WHAT TO DO
Since the pictures are not wanted, reproduce only the rest of the records, exactly as given.
Top of RECORDS TO PROCESS
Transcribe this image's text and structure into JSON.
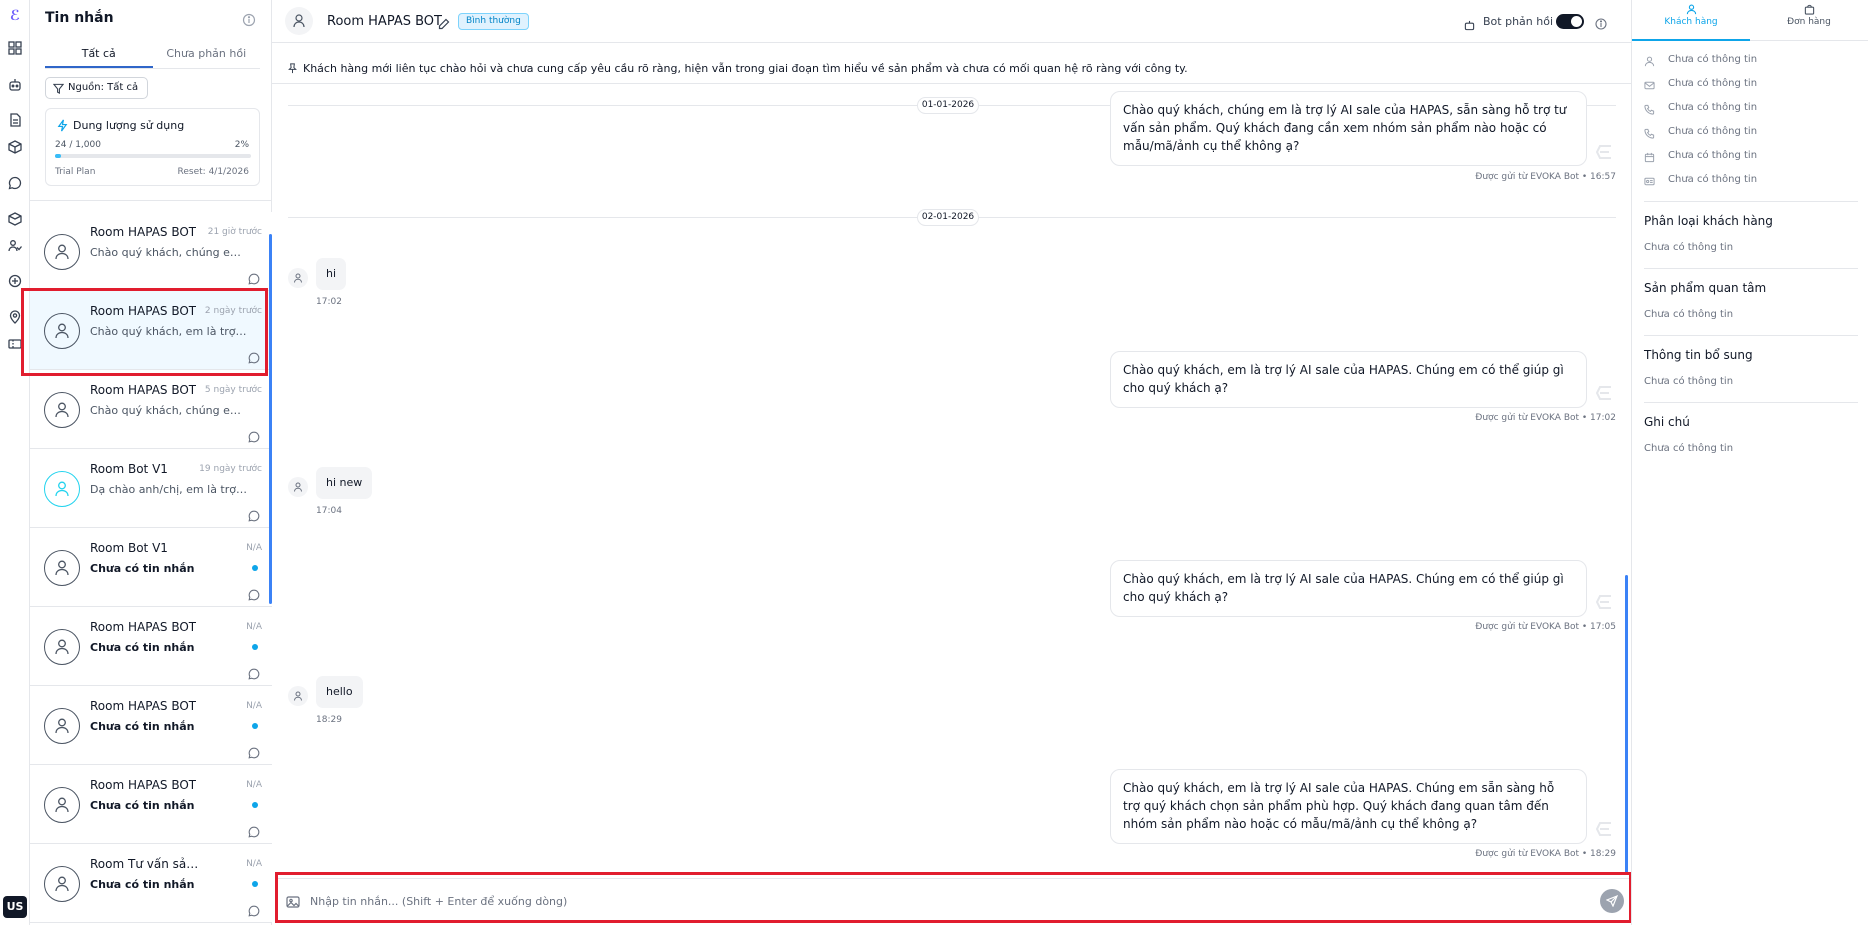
{
  "rail": {
    "user_badge": "US"
  },
  "conversations": {
    "title": "Tin nhắn",
    "tabs": [
      "Tất cả",
      "Chưa phản hồi"
    ],
    "filter_label": "Nguồn: Tất cả",
    "usage": {
      "title": "Dung lượng sử dụng",
      "count": "24 / 1,000",
      "percent_label": "2%",
      "percent": 2.4,
      "plan": "Trial Plan",
      "reset": "Reset: 4/1/2026"
    },
    "rooms": [
      {
        "name": "Room HAPAS BOT",
        "time": "21 giờ trước",
        "preview": "Chào quý khách, chúng em là trợ lý AI sale của HAPAS",
        "unread": false,
        "selected": false,
        "avatar": "gray"
      },
      {
        "name": "Room HAPAS BOT",
        "time": "2 ngày trước",
        "preview": "Chào quý khách, em là trợ lý AI sale của HAPAS",
        "unread": false,
        "selected": true,
        "avatar": "gray"
      },
      {
        "name": "Room HAPAS BOT",
        "time": "5 ngày trước",
        "preview": "Chào quý khách, chúng em là trợ lý AI sale của HAPAS",
        "unread": false,
        "selected": false,
        "avatar": "gray"
      },
      {
        "name": "Room Bot V1",
        "time": "19 ngày trước",
        "preview": "Dạ chào anh/chị, em là trợ lý AI sale",
        "unread": false,
        "selected": false,
        "avatar": "cyan"
      },
      {
        "name": "Room Bot V1",
        "time": "N/A",
        "preview": "Chưa có tin nhắn",
        "unread": true,
        "selected": false,
        "avatar": "gray"
      },
      {
        "name": "Room HAPAS BOT",
        "time": "N/A",
        "preview": "Chưa có tin nhắn",
        "unread": true,
        "selected": false,
        "avatar": "gray"
      },
      {
        "name": "Room HAPAS BOT",
        "time": "N/A",
        "preview": "Chưa có tin nhắn",
        "unread": true,
        "selected": false,
        "avatar": "gray"
      },
      {
        "name": "Room HAPAS BOT",
        "time": "N/A",
        "preview": "Chưa có tin nhắn",
        "unread": true,
        "selected": false,
        "avatar": "gray"
      },
      {
        "name": "Room Tư vấn sản phẩm mới",
        "time": "N/A",
        "preview": "Chưa có tin nhắn",
        "unread": true,
        "selected": false,
        "avatar": "gray"
      }
    ]
  },
  "chat": {
    "title": "Room HAPAS BOT",
    "badge": "Bình thường",
    "bot_reply_label": "Bot phản hồi",
    "bot_reply_on": true,
    "summary": "Khách hàng mới liên tục chào hỏi và chưa cung cấp yêu cầu rõ ràng, hiện vẫn trong giai đoạn tìm hiểu về sản phẩm và chưa có mối quan hệ rõ ràng với công ty.",
    "dates": [
      "01-01-2026",
      "02-01-2026"
    ],
    "bot_messages": [
      {
        "text": "Chào quý khách, chúng em là trợ lý AI sale của HAPAS, sẵn sàng hỗ trợ tư vấn sản phẩm. Quý khách đang cần xem nhóm sản phẩm nào hoặc có mẫu/mã/ảnh cụ thể không ạ?",
        "meta": "Được gửi từ EVOKA Bot • 16:57"
      },
      {
        "text": "Chào quý khách, em là trợ lý AI sale của HAPAS. Chúng em có thể giúp gì cho quý khách ạ?",
        "meta": "Được gửi từ EVOKA Bot • 17:02"
      },
      {
        "text": "Chào quý khách, em là trợ lý AI sale của HAPAS. Chúng em có thể giúp gì cho quý khách ạ?",
        "meta": "Được gửi từ EVOKA Bot • 17:05"
      },
      {
        "text": "Chào quý khách, em là trợ lý AI sale của HAPAS. Chúng em sẵn sàng hỗ trợ quý khách chọn sản phẩm phù hợp. Quý khách đang quan tâm đến nhóm sản phẩm nào hoặc có mẫu/mã/ảnh cụ thể không ạ?",
        "meta": "Được gửi từ EVOKA Bot • 18:29"
      }
    ],
    "user_messages": [
      {
        "text": "hi",
        "time": "17:02"
      },
      {
        "text": "hi new",
        "time": "17:04"
      },
      {
        "text": "hello",
        "time": "18:29"
      }
    ],
    "composer_placeholder": "Nhập tin nhắn... (Shift + Enter để xuống dòng)"
  },
  "side": {
    "tabs": [
      "Khách hàng",
      "Đơn hàng"
    ],
    "info_rows": [
      {
        "icon": "user-icon",
        "text": "Chưa có thông tin"
      },
      {
        "icon": "mail-icon",
        "text": "Chưa có thông tin"
      },
      {
        "icon": "phone-icon",
        "text": "Chưa có thông tin"
      },
      {
        "icon": "phone-alt-icon",
        "text": "Chưa có thông tin"
      },
      {
        "icon": "calendar-icon",
        "text": "Chưa có thông tin"
      },
      {
        "icon": "id-card-icon",
        "text": "Chưa có thông tin"
      }
    ],
    "sections": [
      {
        "title": "Phân loại khách hàng",
        "value": "Chưa có thông tin"
      },
      {
        "title": "Sản phẩm quan tâm",
        "value": "Chưa có thông tin"
      },
      {
        "title": "Thông tin bổ sung",
        "value": "Chưa có thông tin"
      },
      {
        "title": "Ghi chú",
        "value": "Chưa có thông tin"
      }
    ]
  },
  "colors": {
    "accent": "#0ea5e9",
    "highlight": "#e11d2e",
    "scroll": "#3b82f6"
  }
}
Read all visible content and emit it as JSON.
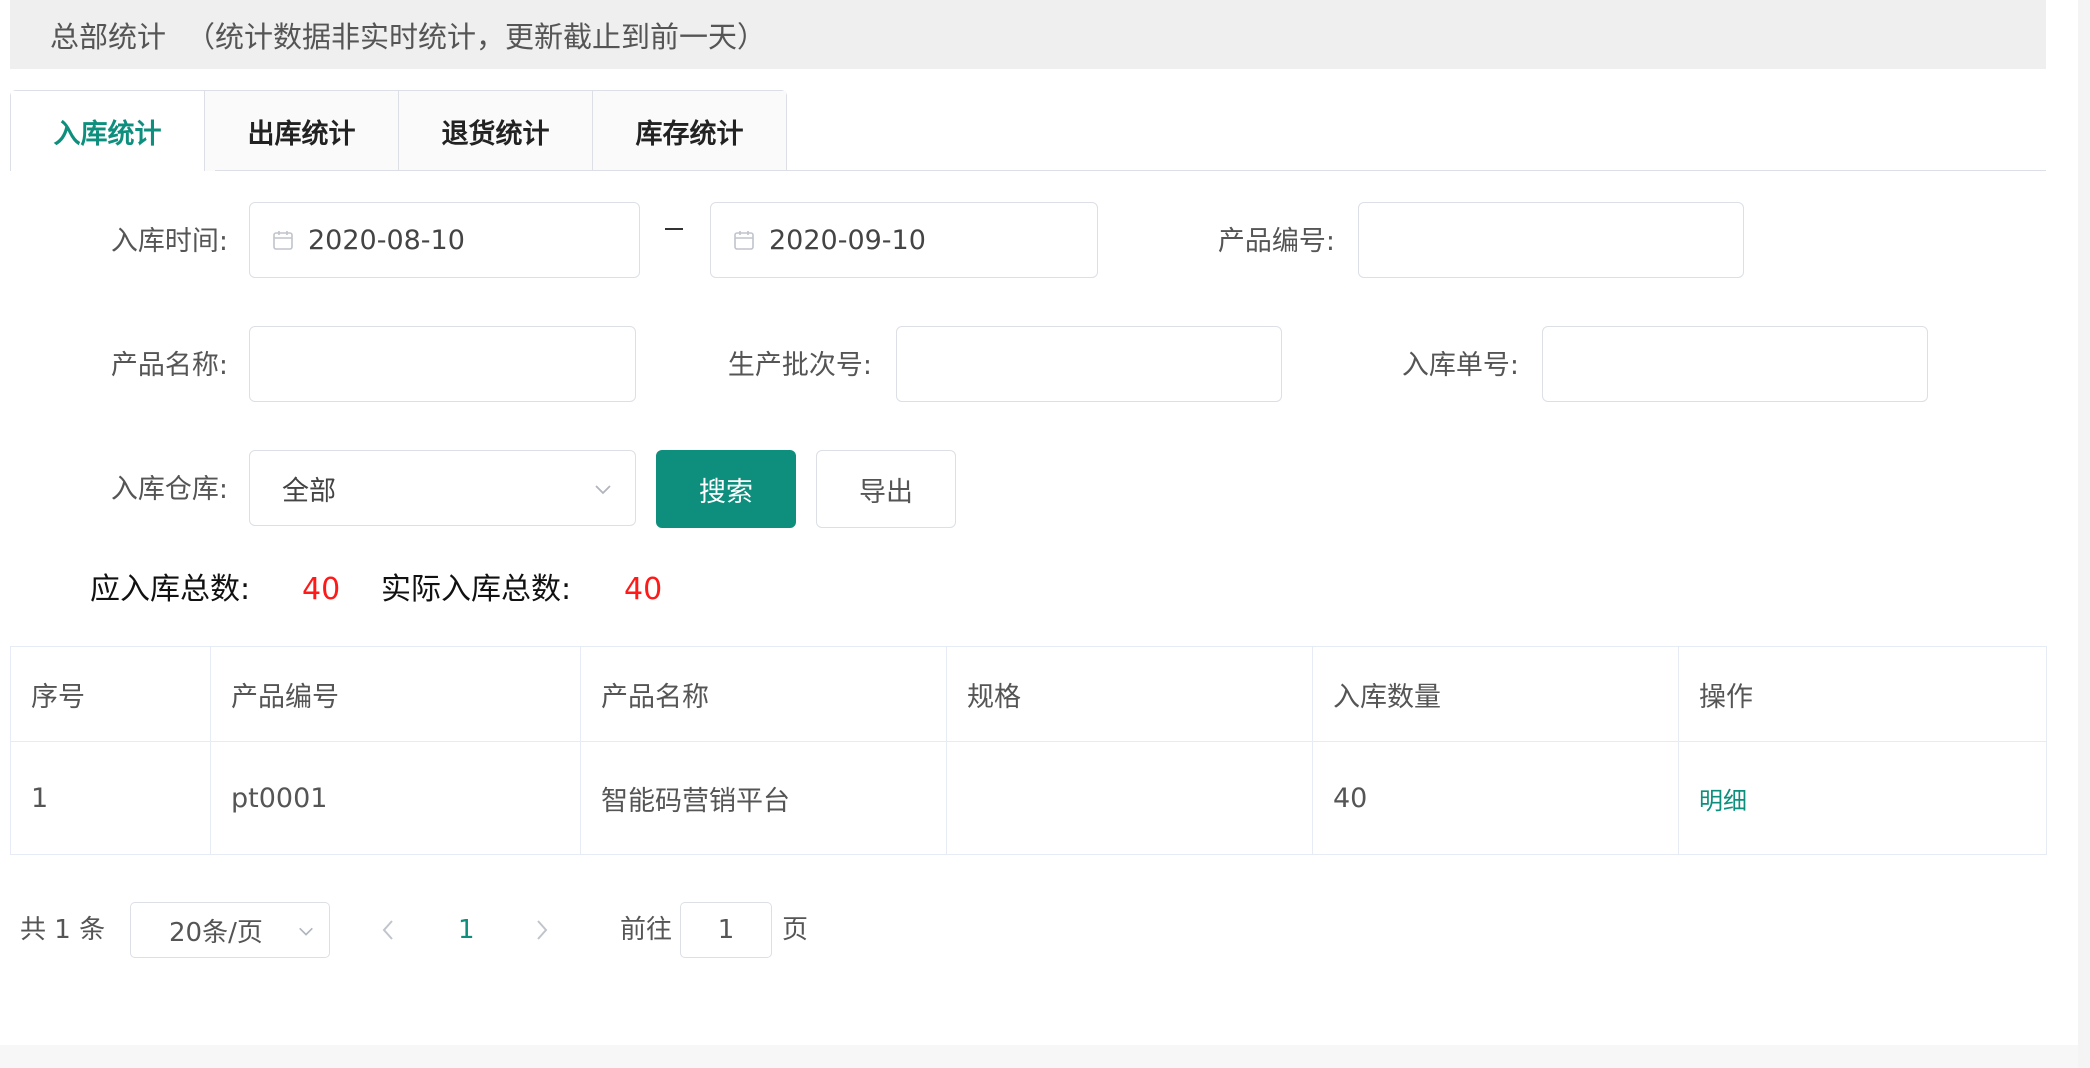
{
  "header": {
    "title": "总部统计",
    "note": "（统计数据非实时统计，更新截止到前一天）"
  },
  "tabs": [
    {
      "label": "入库统计",
      "active": true
    },
    {
      "label": "出库统计",
      "active": false
    },
    {
      "label": "退货统计",
      "active": false
    },
    {
      "label": "库存统计",
      "active": false
    }
  ],
  "filters": {
    "time_label": "入库时间:",
    "date_start": "2020-08-10",
    "date_end": "2020-09-10",
    "date_separator": "–",
    "product_code_label": "产品编号:",
    "product_code_value": "",
    "product_name_label": "产品名称:",
    "product_name_value": "",
    "batch_label": "生产批次号:",
    "batch_value": "",
    "order_label": "入库单号:",
    "order_value": "",
    "warehouse_label": "入库仓库:",
    "warehouse_value": "全部",
    "search_button": "搜索",
    "export_button": "导出"
  },
  "summary": {
    "expected_label": "应入库总数:",
    "expected_value": "40",
    "actual_label": "实际入库总数:",
    "actual_value": "40"
  },
  "table": {
    "columns": [
      "序号",
      "产品编号",
      "产品名称",
      "规格",
      "入库数量",
      "操作"
    ],
    "rows": [
      {
        "index": "1",
        "code": "pt0001",
        "name": "智能码营销平台",
        "spec": "",
        "qty": "40",
        "action": "明细"
      }
    ]
  },
  "pagination": {
    "total": "共 1 条",
    "page_size": "20条/页",
    "current_page": "1",
    "goto_label": "前往",
    "goto_value": "1",
    "page_suffix": "页"
  },
  "colors": {
    "accent": "#0e8f7e",
    "highlight": "#ff1a1a"
  },
  "icons": {
    "date_icon": "calendar-icon",
    "dropdown_icon": "chevron-down-icon",
    "prev_icon": "chevron-left-icon",
    "next_icon": "chevron-right-icon"
  }
}
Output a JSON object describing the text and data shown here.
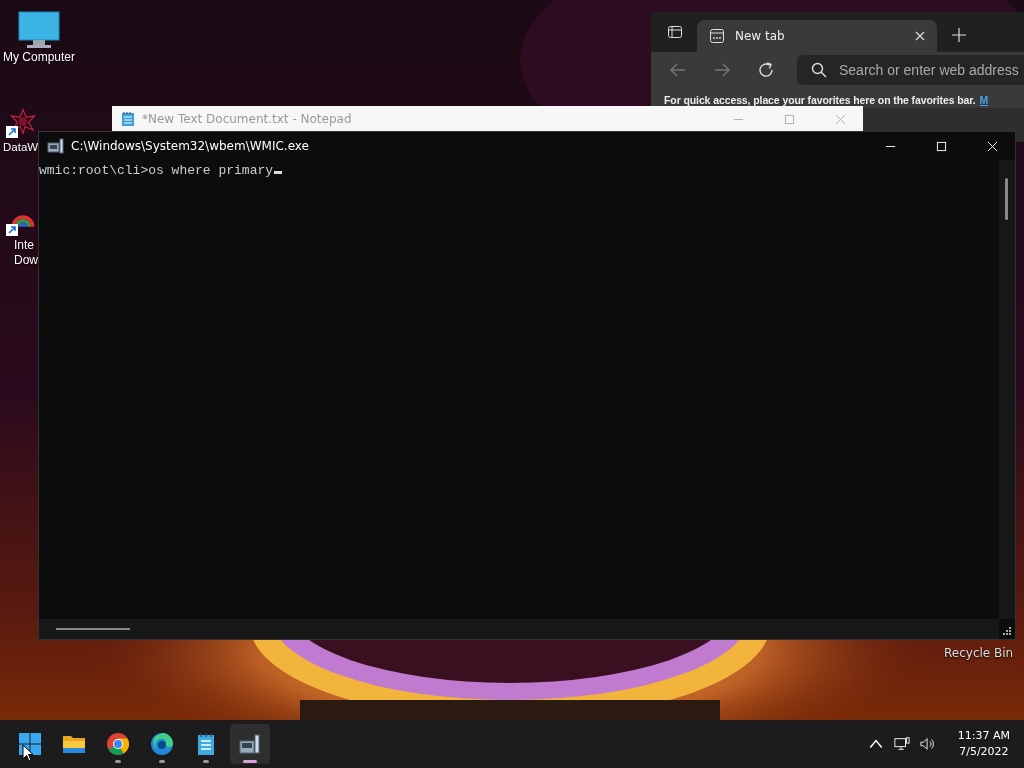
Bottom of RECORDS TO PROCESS
THE COMPLETED TASK
Transcribe this image's text and structure into JSON.
{
  "rail": {
    "user_badge": "US"
  },
  "conversations": {
    "title": "Tin nhắn",
    "tabs": [
      "Tất cả",
      "Chưa phản hồi"
    ],
    "filter_label": "Nguồn: Tất cả",
    "usage": {
      "title": "Dung lượng sử dụng",
      "count": "24 / 1,000",
      "percent_label": "2%",
      "percent": 2.4,
      "plan": "Trial Plan",
      "reset": "Reset: 4/1/2026"
    },
    "rooms": [
      {
        "name": "Room HAPAS BOT",
        "time": "21 giờ trước",
        "preview": "Chào quý khách, chúng em là trợ lý AI sale của HAPAS",
        "unread": false,
        "selected": false,
        "avatar": "gray"
      },
      {
        "name": "Room HAPAS BOT",
        "time": "2 ngày trước",
        "preview": "Chào quý khách, em là trợ lý AI sale của HAPAS",
        "unread": false,
        "selected": true,
        "avatar": "gray"
      },
      {
        "name": "Room HAPAS BOT",
        "time": "5 ngày trước",
        "preview": "Chào quý khách, chúng em là trợ lý AI sale của HAPAS",
        "unread": false,
        "selected": false,
        "avatar": "gray"
      },
      {
        "name": "Room Bot V1",
        "time": "19 ngày trước",
        "preview": "Dạ chào anh/chị, em là trợ lý AI sale",
        "unread": false,
        "selected": false,
        "avatar": "cyan"
      },
      {
        "name": "Room Bot V1",
        "time": "N/A",
        "preview": "Chưa có tin nhắn",
        "unread": true,
        "selected": false,
        "avatar": "gray"
      },
      {
        "name": "Room HAPAS BOT",
        "time": "N/A",
        "preview": "Chưa có tin nhắn",
        "unread": true,
        "selected": false,
        "avatar": "gray"
      },
      {
        "name": "Room HAPAS BOT",
        "time": "N/A",
        "preview": "Chưa có tin nhắn",
        "unread": true,
        "selected": false,
        "avatar": "gray"
      },
      {
        "name": "Room HAPAS BOT",
        "time": "N/A",
        "preview": "Chưa có tin nhắn",
        "unread": true,
        "selected": false,
        "avatar": "gray"
      },
      {
        "name": "Room Tư vấn sản phẩm mới",
        "time": "N/A",
        "preview": "Chưa có tin nhắn",
        "unread": true,
        "selected": false,
        "avatar": "gray"
      }
    ]
  },
  "chat": {
    "title": "Room HAPAS BOT",
    "badge": "Bình thường",
    "bot_reply_label": "Bot phản hồi",
    "bot_reply_on": true,
    "summary": "Khách hàng mới liên tục chào hỏi và chưa cung cấp yêu cầu rõ ràng, hiện vẫn trong giai đoạn tìm hiểu về sản phẩm và chưa có mối quan hệ rõ ràng với công ty.",
    "dates": [
      "01-01-2026",
      "02-01-2026"
    ],
    "bot_messages": [
      {
        "text": "Chào quý khách, chúng em là trợ lý AI sale của HAPAS, sẵn sàng hỗ trợ tư vấn sản phẩm. Quý khách đang cần xem nhóm sản phẩm nào hoặc có mẫu/mã/ảnh cụ thể không ạ?",
        "meta": "Được gửi từ EVOKA Bot • 16:57"
      },
      {
        "text": "Chào quý khách, em là trợ lý AI sale của HAPAS. Chúng em có thể giúp gì cho quý khách ạ?",
        "meta": "Được gửi từ EVOKA Bot • 17:02"
      },
      {
        "text": "Chào quý khách, em là trợ lý AI sale của HAPAS. Chúng em có thể giúp gì cho quý khách ạ?",
        "meta": "Được gửi từ EVOKA Bot • 17:05"
      },
      {
        "text": "Chào quý khách, em là trợ lý AI sale của HAPAS. Chúng em sẵn sàng hỗ trợ quý khách chọn sản phẩm phù hợp. Quý khách đang quan tâm đến nhóm sản phẩm nào hoặc có mẫu/mã/ảnh cụ thể không ạ?",
        "meta": "Được gửi từ EVOKA Bot • 18:29"
      }
    ],
    "user_messages": [
      {
        "text": "hi",
        "time": "17:02"
      },
      {
        "text": "hi new",
        "time": "17:04"
      },
      {
        "text": "hello",
        "time": "18:29"
      }
    ],
    "composer_placeholder": "Nhập tin nhắn... (Shift + Enter để xuống dòng)"
  },
  "side": {
    "tabs": [
      "Khách hàng",
      "Đơn hàng"
    ],
    "info_rows": [
      {
        "icon": "user-icon",
        "text": "Chưa có thông tin"
      },
      {
        "icon": "mail-icon",
        "text": "Chưa có thông tin"
      },
      {
        "icon": "phone-icon",
        "text": "Chưa có thông tin"
      },
      {
        "icon": "phone-alt-icon",
        "text": "Chưa có thông tin"
      },
      {
        "icon": "calendar-icon",
        "text": "Chưa có thông tin"
      },
      {
        "icon": "id-card-icon",
        "text": "Chưa có thông tin"
      }
    ],
    "sections": [
      {
        "title": "Phân loại khách hàng",
        "value": "Chưa có thông tin"
      },
      {
        "title": "Sản phẩm quan tâm",
        "value": "Chưa có thông tin"
      },
      {
        "title": "Thông tin bổ sung",
        "value": "Chưa có thông tin"
      },
      {
        "title": "Ghi chú",
        "value": "Chưa có thông tin"
      }
    ]
  },
  "colors": {
    "accent": "#0ea5e9",
    "highlight": "#e11d2e",
    "scroll": "#3b82f6"
  }
}
Read all visible content and emit it as JSON.
{
  "header": {
    "title": "总部统计",
    "note": "（统计数据非实时统计，更新截止到前一天）"
  },
  "tabs": [
    {
      "label": "入库统计",
      "active": true
    },
    {
      "label": "出库统计",
      "active": false
    },
    {
      "label": "退货统计",
      "active": false
    },
    {
      "label": "库存统计",
      "active": false
    }
  ],
  "filters": {
    "time_label": "入库时间:",
    "date_start": "2020-08-10",
    "date_end": "2020-09-10",
    "date_separator": "–",
    "product_code_label": "产品编号:",
    "product_code_value": "",
    "product_name_label": "产品名称:",
    "product_name_value": "",
    "batch_label": "生产批次号:",
    "batch_value": "",
    "order_label": "入库单号:",
    "order_value": "",
    "warehouse_label": "入库仓库:",
    "warehouse_value": "全部",
    "search_button": "搜索",
    "export_button": "导出"
  },
  "summary": {
    "expected_label": "应入库总数:",
    "expected_value": "40",
    "actual_label": "实际入库总数:",
    "actual_value": "40"
  },
  "table": {
    "columns": [
      "序号",
      "产品编号",
      "产品名称",
      "规格",
      "入库数量",
      "操作"
    ],
    "rows": [
      {
        "index": "1",
        "code": "pt0001",
        "name": "智能码营销平台",
        "spec": "",
        "qty": "40",
        "action": "明细"
      }
    ]
  },
  "pagination": {
    "total": "共 1 条",
    "page_size": "20条/页",
    "current_page": "1",
    "goto_label": "前往",
    "goto_value": "1",
    "page_suffix": "页"
  },
  "colors": {
    "accent": "#0e8f7e",
    "highlight": "#ff1a1a"
  },
  "icons": {
    "date_icon": "calendar-icon",
    "dropdown_icon": "chevron-down-icon",
    "prev_icon": "chevron-left-icon",
    "next_icon": "chevron-right-icon"
  }
}
Output a JSON object describing the text and data shown here.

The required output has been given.